• **DATA PROVIDED**:
================================
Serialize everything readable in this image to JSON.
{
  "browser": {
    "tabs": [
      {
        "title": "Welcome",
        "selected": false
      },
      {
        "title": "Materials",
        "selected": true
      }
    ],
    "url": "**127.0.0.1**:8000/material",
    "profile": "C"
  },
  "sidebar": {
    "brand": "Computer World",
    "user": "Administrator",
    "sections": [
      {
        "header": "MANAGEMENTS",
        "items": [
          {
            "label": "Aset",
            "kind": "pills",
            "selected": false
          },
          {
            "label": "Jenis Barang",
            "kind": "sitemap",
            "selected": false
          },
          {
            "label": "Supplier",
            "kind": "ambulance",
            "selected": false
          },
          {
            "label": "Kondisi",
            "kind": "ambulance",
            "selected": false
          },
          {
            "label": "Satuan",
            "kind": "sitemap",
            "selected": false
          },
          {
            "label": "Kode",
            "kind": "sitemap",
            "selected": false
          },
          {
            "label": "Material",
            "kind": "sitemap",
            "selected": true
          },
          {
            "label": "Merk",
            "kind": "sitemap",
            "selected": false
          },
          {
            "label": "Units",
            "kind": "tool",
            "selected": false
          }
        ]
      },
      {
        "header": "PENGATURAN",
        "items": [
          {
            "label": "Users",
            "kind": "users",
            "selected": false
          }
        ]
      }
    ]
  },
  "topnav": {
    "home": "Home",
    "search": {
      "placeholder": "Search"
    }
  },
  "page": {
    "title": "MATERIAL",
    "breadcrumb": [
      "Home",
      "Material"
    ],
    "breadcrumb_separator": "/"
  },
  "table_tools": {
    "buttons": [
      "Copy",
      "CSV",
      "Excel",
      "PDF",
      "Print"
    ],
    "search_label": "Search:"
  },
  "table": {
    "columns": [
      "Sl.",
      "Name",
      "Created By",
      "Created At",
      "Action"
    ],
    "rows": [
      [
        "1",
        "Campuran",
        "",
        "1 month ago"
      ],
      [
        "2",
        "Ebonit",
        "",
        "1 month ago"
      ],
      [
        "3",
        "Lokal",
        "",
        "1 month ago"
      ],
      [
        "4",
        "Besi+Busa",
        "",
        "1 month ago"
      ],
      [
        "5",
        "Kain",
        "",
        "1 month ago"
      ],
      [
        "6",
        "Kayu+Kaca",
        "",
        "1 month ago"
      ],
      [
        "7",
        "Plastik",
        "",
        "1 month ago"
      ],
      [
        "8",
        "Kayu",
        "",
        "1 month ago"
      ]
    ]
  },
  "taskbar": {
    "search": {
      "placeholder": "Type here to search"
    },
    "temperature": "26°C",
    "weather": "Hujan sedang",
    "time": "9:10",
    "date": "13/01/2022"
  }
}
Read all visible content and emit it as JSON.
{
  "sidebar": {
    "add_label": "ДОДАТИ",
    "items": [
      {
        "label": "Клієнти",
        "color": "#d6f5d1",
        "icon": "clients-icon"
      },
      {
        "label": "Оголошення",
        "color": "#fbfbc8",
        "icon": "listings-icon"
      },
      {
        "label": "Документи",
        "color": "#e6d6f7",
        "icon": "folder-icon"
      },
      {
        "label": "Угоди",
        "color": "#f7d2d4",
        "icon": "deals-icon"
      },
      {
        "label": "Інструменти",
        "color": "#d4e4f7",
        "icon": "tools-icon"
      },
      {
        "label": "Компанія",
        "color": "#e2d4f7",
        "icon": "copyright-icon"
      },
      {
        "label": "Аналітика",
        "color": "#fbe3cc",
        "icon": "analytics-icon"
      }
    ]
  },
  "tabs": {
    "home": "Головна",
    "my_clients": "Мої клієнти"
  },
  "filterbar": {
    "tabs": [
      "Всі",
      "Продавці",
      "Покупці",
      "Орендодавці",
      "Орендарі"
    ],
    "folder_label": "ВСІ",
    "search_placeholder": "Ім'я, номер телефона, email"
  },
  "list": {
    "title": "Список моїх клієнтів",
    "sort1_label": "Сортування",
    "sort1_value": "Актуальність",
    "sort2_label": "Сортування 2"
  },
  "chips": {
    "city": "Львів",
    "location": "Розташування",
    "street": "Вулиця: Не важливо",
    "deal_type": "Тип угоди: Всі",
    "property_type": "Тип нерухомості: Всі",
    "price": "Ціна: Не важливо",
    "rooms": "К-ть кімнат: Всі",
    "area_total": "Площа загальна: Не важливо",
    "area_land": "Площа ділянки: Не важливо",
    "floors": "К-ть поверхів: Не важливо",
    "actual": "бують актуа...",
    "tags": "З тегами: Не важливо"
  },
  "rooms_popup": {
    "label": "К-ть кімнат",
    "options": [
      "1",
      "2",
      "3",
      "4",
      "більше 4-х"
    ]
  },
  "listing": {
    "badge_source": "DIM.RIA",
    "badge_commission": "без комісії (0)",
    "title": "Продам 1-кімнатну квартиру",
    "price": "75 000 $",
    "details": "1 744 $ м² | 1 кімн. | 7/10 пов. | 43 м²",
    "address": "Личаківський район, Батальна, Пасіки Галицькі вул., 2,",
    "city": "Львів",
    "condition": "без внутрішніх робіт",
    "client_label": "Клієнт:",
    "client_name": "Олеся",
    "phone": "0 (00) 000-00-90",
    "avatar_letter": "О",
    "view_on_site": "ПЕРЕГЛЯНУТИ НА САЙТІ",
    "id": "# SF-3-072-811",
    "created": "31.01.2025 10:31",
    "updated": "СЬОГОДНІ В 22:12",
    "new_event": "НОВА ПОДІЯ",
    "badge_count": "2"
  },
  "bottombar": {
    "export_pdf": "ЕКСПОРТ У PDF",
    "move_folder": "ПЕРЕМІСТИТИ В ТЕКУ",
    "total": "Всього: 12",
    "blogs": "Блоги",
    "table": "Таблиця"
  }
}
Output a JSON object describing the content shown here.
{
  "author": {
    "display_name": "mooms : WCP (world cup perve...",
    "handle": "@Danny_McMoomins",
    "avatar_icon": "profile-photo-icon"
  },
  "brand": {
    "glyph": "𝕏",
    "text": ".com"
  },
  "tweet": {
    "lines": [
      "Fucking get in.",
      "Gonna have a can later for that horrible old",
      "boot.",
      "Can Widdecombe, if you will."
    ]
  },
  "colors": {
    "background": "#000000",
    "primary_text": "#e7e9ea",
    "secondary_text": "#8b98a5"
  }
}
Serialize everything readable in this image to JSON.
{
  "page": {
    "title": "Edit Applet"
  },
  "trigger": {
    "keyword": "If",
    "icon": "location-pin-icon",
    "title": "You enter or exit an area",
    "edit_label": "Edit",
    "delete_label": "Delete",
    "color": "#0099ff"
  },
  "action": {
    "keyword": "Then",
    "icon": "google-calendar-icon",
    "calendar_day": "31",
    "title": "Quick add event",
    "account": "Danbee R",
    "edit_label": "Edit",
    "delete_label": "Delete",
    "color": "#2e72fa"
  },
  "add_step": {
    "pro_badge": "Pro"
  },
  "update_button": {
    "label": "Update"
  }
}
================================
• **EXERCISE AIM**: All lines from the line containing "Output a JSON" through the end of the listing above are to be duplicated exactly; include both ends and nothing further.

• **EXERCISE RESULT**:
Output a JSON object describing the content shown here.
{
  "author": {
    "display_name": "mooms : WCP (world cup perve...",
    "handle": "@Danny_McMoomins",
    "avatar_icon": "profile-photo-icon"
  },
  "brand": {
    "glyph": "𝕏",
    "text": ".com"
  },
  "tweet": {
    "lines": [
      "Fucking get in.",
      "Gonna have a can later for that horrible old",
      "boot.",
      "Can Widdecombe, if you will."
    ]
  },
  "colors": {
    "background": "#000000",
    "primary_text": "#e7e9ea",
    "secondary_text": "#8b98a5"
  }
}
Serialize everything readable in this image to JSON.
{
  "page": {
    "title": "Edit Applet"
  },
  "trigger": {
    "keyword": "If",
    "icon": "location-pin-icon",
    "title": "You enter or exit an area",
    "edit_label": "Edit",
    "delete_label": "Delete",
    "color": "#0099ff"
  },
  "action": {
    "keyword": "Then",
    "icon": "google-calendar-icon",
    "calendar_day": "31",
    "title": "Quick add event",
    "account": "Danbee R",
    "edit_label": "Edit",
    "delete_label": "Delete",
    "color": "#2e72fa"
  },
  "add_step": {
    "pro_badge": "Pro"
  },
  "update_button": {
    "label": "Update"
  }
}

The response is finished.